There are noticeable differences among people’s experiences. Across working ages, while two thirds (66%) of those aged 18-34 state they’ve experienced these behaviours from managers, only 38% of those aged 45-64 say that’s the case. Alongside this, whilst half (47%) of White British employees saw this type of action from managers, this rises to 57% of Asian or Asian British workers, and 72% of Black or Black British employees.

The impact on employees is stark. Almost 1 in 5 people said these experiences had a negative outcome on their mental health and 1 in 7 employees has considered quitting their job as a result.

Over 1 in 7 employees also said these microaggressions left them feeling that they couldn’t be their whole self at work. MHFA England is calling for employers to act by creating environments where everyone is able to bring their whole self to work. That includes background, sexuality, religion, gender, health and mental health. My Whole Self aims to create workplace cultures where people have the safety and freedom to choose which parts of their identity they share at work, without fear of judgement. 

The campaign is vital as 33% of employees said their company does not promote equality and inclusion, they were unsure of any such initiative at their workplace, or their organisation had no way of doing so. 

For My Whole Self Day organisations are encouraged to access MHFA England’s free resources including the new,My Whole Self: Guide to creating inclusive workplace cultures. To create workplaces where wellbeing, equity and productivity go hand in hand, MHFA England has a range of bespoke consultancy services

Simon Blake, chief executive of Mental Health First Aid England said, “Everyone deserves to feel seen and valued at work. Equity, inclusion, and a sense of belonging are key to positive mental health and wellbeing in the workplace. 

“As employers, if we create cultures where people can bring their whole self to work, without fear of judgement, all the evidence shows we will see strong performance and excellent productivity. This isn’t simply a nice to have, it is a business imperative. Diverse teams mean innovation and excellence and according to Forbes deliver 60% better results.

“MHFA England’s consultancy services use evidence-based approaches to support the development of high performing, inclusive and thriving workplaces. When people belong and their contribution is valued, they deliver.”

Dr Melissa Carr, director of the World of Work Institute (Equity, Diversity & Inclusion), Henley Business School said, “A sense of belonging is critical for supporting equity, diversity and inclusion within the workplace – and a big part of feeling you belong is feeling known, respected and valued. Microaggressions and discrimination can considerably undermine people’s sense of psychological safety and wellbeing at work, and it’s concerning to see how common these instances are in the UK. 

“This research is a timely reminder of the vital role managers and colleagues play in building supportive work environments that allow people to bring their whole self to work. Employers have progress to make to translate equity, diversity and inclusion policy into meaningful practice throughout the workplace, creating environments where microaggressions and discrimination is recognised and called out.”

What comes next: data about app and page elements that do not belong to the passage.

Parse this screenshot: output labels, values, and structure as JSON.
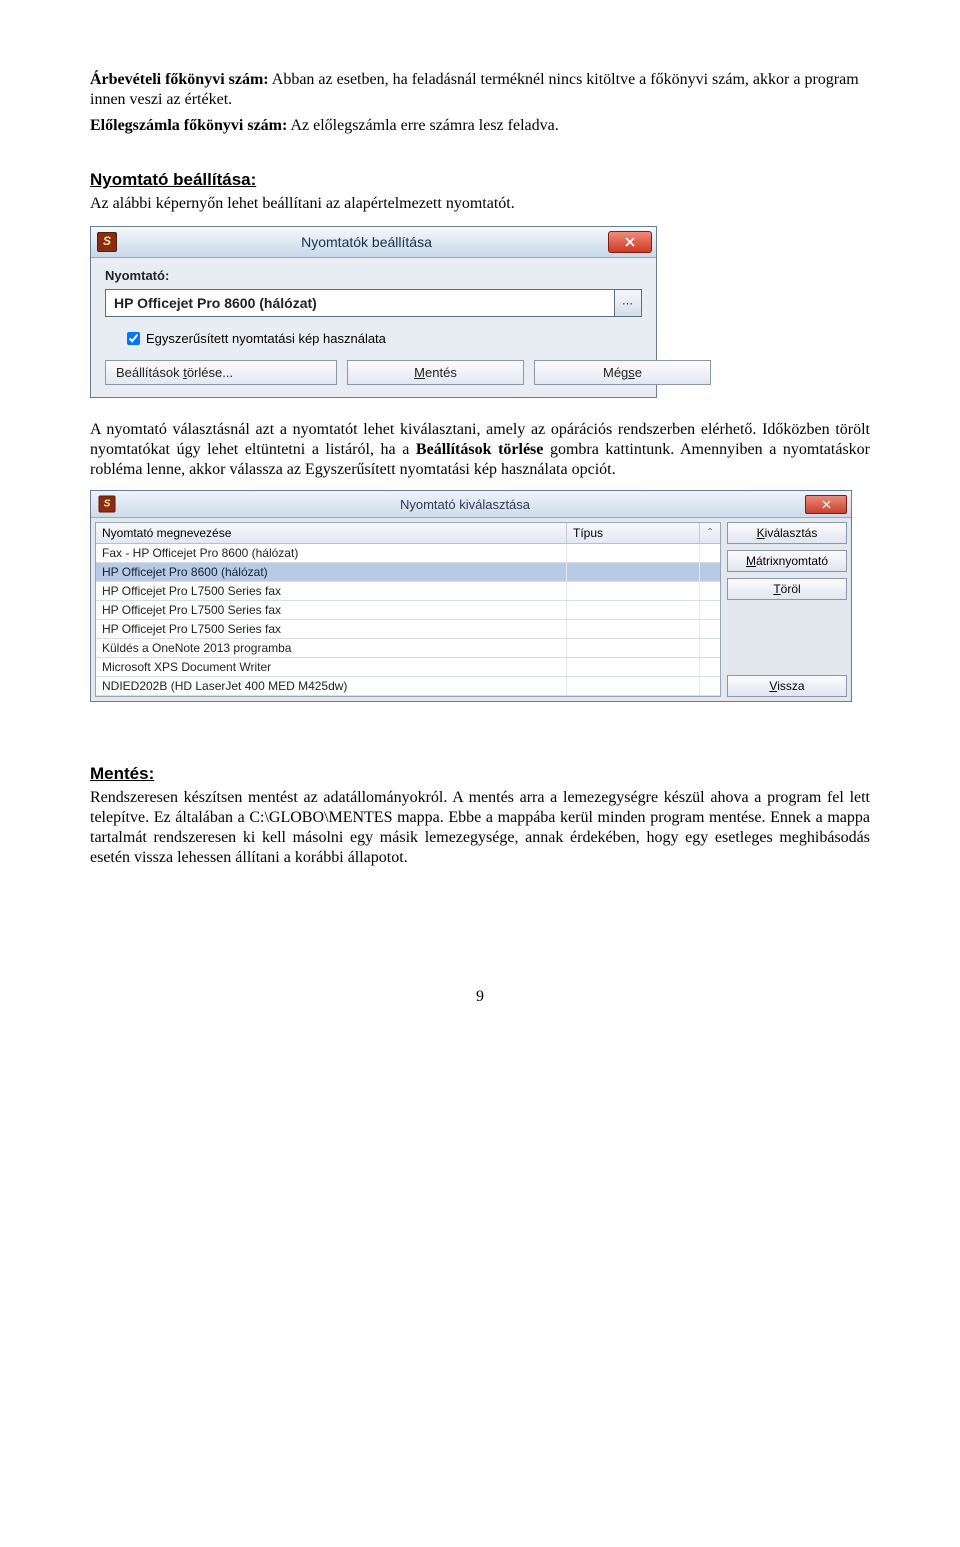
{
  "para1_lead": "Árbevételi főkönyvi szám:",
  "para1_rest": " Abban az esetben, ha feladásnál terméknél nincs kitöltve a főkönyvi szám, akkor a program innen veszi az értéket.",
  "para2_lead": "Előlegszámla főkönyvi szám:",
  "para2_rest": " Az előlegszámla erre számra lesz feladva.",
  "sec1_heading": "Nyomtató beállítása:",
  "sec1_text": "Az alábbi képernyőn lehet beállítani az alapértelmezett nyomtatót.",
  "dlg1": {
    "title": "Nyomtatók beállítása",
    "label": "Nyomtató:",
    "value": "HP Officejet Pro 8600 (hálózat)",
    "checkbox_label": "Egyszerűsített nyomtatási kép használata",
    "btn_clear": "Beállítások törlése...",
    "btn_save": "Mentés",
    "btn_cancel": "Mégse"
  },
  "mid_para": {
    "a": "A nyomtató választásnál azt a nyomtatót lehet kiválasztani, amely az opárációs rendszerben elérhető. Időközben törölt nyomtatókat úgy lehet eltüntetni a listáról, ha a ",
    "b_bold": "Beállítások törlése",
    "c": " gombra kattintunk. Amennyiben a nyomtatáskor robléma lenne, akkor válassza az Egyszerűsített nyomtatási kép használata opciót."
  },
  "dlg2": {
    "title": "Nyomtató kiválasztása",
    "col1": "Nyomtató megnevezése",
    "col2": "Típus",
    "rows": [
      "Fax - HP Officejet Pro 8600 (hálózat)",
      "HP Officejet Pro 8600 (hálózat)",
      "HP Officejet Pro L7500 Series fax",
      "HP Officejet Pro L7500 Series fax",
      "HP Officejet Pro L7500 Series fax",
      "Küldés a OneNote 2013 programba",
      "Microsoft XPS Document Writer",
      "NDIED202B (HD LaserJet 400 MED M425dw)"
    ],
    "selected_index": 1,
    "btn_select": "Kiválasztás",
    "btn_matrix": "Mátrixnyomtató",
    "btn_delete": "Töröl",
    "btn_back": "Vissza"
  },
  "sec2_heading": "Mentés:",
  "sec2_text": "Rendszeresen készítsen mentést az adatállományokról. A mentés arra a lemezegységre készül ahova a program fel lett telepítve. Ez általában a C:\\GLOBO\\MENTES mappa. Ebbe a mappába kerül minden program mentése. Ennek a mappa tartalmát rendszeresen ki kell másolni egy másik lemezegysége, annak érdekében, hogy egy esetleges meghibásodás esetén vissza lehessen állítani a korábbi állapotot.",
  "page_number": "9"
}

Robyn Drysdale is an associate director at research agency Ninth Seat, she said, “We began our involvement with My Whole Self by encouraging the team to share their My Whole Selfie. With our teams working across different offices, many working entirely remotely, some conducting fieldwork abroad, this simple task allowed us all to reconnect on a profoundly personal level. The light-hearted, creative but meaningful nature of this meant that every person got involved with enthusiasm. This exercise unveiled new dimensions of our colleagues, and it became apparent that this shouldn't be a one-time event but rather a continuous practice, woven into our fabric.” 

Fostering an environment where people feel seen and heard is key to ensuring they feel valued. Therefore, the concept of bringing your ‘whole self’ to work is something we have been and continue to embed within the company. This includes ensuring that our workplace policies, for example, those around menopause, race and diversity and inclusion, are reviewed, updated and shared widely.”